However my prayers obviously expired soon after the wedding date, and on the following Tuesday evening, July 5, I felt the slightest scratch in my throat. By Wednesday I had a
not-terrible headache along with my not-terrible sore throat. By Thursday night along with those symptoms I was also coughing up a storm and by Friday afternoon my coughing storm had morphed into a coughing hurricane.
I took The Test and a dark line appeared under the "T" before the solution finished swimming across the little window.
And she did. But, along with the cough syrup, she also importuned me to take a round of Paxlovid, the so-called "COVID pill." Her concern was my age and the fact that long-haul COVID symptoms can come calling weeks after the initial onset of symptoms; but Paxlovid, along with tamping down the immediate COVID symptoms, also tended to knock out the long-haul COVID.
So I said yes to the Paxlovid.
My doctor warned me that Paxlovid was not in plentiful supply at the moment.

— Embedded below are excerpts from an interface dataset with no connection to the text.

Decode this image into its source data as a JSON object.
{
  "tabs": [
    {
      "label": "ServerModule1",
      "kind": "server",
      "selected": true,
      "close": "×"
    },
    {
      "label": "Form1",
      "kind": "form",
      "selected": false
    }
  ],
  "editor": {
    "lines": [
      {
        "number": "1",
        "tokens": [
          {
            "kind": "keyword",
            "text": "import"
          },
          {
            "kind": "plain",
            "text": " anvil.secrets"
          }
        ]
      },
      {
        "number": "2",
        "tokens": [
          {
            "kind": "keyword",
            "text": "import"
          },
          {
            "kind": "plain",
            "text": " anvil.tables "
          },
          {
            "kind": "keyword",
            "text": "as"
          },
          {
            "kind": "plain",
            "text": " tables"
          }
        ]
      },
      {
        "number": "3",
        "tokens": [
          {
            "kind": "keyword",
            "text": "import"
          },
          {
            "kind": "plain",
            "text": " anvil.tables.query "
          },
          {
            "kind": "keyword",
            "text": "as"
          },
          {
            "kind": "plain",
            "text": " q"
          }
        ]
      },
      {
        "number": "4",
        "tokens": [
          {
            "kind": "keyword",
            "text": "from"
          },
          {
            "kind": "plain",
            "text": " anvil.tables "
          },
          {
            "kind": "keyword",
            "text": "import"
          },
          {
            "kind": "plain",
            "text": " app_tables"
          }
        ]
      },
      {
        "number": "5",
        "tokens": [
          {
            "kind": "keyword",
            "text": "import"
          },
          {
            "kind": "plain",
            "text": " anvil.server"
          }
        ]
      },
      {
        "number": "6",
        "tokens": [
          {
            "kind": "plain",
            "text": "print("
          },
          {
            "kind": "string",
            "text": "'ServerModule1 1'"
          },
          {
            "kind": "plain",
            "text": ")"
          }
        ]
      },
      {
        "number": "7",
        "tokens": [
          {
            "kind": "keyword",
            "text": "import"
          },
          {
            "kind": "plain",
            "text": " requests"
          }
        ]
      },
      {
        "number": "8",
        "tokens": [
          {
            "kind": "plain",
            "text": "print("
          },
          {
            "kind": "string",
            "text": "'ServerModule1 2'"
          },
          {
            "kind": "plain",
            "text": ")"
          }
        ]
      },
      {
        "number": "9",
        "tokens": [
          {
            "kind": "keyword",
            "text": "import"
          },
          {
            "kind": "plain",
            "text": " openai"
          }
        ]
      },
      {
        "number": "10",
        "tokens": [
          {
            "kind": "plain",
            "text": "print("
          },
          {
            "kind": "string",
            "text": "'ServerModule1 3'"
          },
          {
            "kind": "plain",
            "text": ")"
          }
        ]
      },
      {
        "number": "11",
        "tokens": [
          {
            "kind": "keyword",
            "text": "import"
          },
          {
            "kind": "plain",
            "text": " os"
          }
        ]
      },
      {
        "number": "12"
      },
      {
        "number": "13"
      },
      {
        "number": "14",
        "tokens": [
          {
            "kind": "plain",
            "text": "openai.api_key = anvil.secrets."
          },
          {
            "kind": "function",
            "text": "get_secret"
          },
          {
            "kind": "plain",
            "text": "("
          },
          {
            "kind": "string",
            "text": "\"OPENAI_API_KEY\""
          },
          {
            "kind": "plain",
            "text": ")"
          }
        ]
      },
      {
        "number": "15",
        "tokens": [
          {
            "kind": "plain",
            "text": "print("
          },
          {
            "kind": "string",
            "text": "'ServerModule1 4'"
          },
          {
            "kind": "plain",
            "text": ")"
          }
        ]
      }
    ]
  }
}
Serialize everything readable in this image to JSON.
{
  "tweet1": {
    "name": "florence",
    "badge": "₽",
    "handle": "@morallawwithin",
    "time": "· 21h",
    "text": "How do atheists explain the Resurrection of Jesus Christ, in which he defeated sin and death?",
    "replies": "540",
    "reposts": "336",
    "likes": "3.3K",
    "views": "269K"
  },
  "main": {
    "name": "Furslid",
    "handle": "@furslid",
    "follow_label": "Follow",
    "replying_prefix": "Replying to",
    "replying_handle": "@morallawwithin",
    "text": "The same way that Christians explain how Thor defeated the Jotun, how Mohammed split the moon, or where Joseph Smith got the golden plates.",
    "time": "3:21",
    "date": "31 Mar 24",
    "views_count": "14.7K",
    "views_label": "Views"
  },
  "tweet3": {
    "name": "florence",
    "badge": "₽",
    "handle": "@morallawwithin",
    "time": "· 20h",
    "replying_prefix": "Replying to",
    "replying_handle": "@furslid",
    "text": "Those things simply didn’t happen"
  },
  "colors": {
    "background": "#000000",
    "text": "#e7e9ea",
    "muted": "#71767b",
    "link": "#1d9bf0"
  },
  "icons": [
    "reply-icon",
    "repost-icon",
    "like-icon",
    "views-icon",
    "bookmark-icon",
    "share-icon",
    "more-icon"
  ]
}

She knew it could be picked from Riverside Hospital, which was on the other side of the city, two freeways over from where I live. However, she suggested that if I wanted to call around to the pharmacies in my part of town she'd phone in my prescription to any pharmacy I could find that had some Paxlovid on hand.
Happily, our local Meijer's had some Paxlovid in stock, and so my mate was spared having to take on the Friday afternoon rush-hour traffic to drive to the hospital across town to procure me my Paxlovid.
Now, the Paxlovid dosage works thus: Each dose is a group of three pills. One takes the three-pill dose twice a day, morning and evening, for five days.
it was a heavy, terribly bitter taste with undertones of metal and overtones of vomit. I had the impression that the taste originated on the roof of my mouth, but far back, above the tunnel to the esophagus. It wasn't that food tasted any differently than ever, until it it mixed with the horrible taste, then it tasted horrible, too. And when the horrible-tasting food landed in my stomach, my stomach felt horrible as well until the food came back up. You get the picture.
I turned to the internet for some enlightenment. I learned that what I was suffering from was a phenomenon known as "Paxlovid Mouth." Apparently only about 6% of Paxlovid users are smote with Paxlovid Mouth. Apparently I drew one of the unlucky numbers.
Though the bitter, metally, vomitty taste was in my mouth all the time, it was the worst for the first few hours after a dose but would wane to a low point just before it was time for the next dose. Thus I was able to figure out a strategy for keeping some food down: When I woke up in the morning and the taste from the previous evening's dose was at low ebb, I would eat some dry toast and take my Paxlovid a little while afterwards. Then I wouldn't eat all day - I couldn't eat all day - until the evening, by which time the wretched taste was again at low tide and at which time I'd have my second meal of the day, a cup of beef bullion and crackers. Then I'd take my second round of Paxlovid and brace myself for a long night of Paxlovid Mouth-induced insomnia until morning came and I could down some more toast.
And so it went for five days. I didn't starve, but by Tuesday morning I'd lost five pounds.
I took my last dose of Paxlovid on Wednesday morning, July 13. By the next day my Paxlovid mouth was gone and I was officially COVID-free.
That's a tough question. The coughing was certainly no picnic. Neither was the Paxlovid. In the end I couldn't answer the question because, the Paxlovid having K.O'd the COVID pronto, I have no way of knowing how bad the COVID might have gotten without the dreadful Paxlovid treatment.
Some questions are better left unanswered, anyway.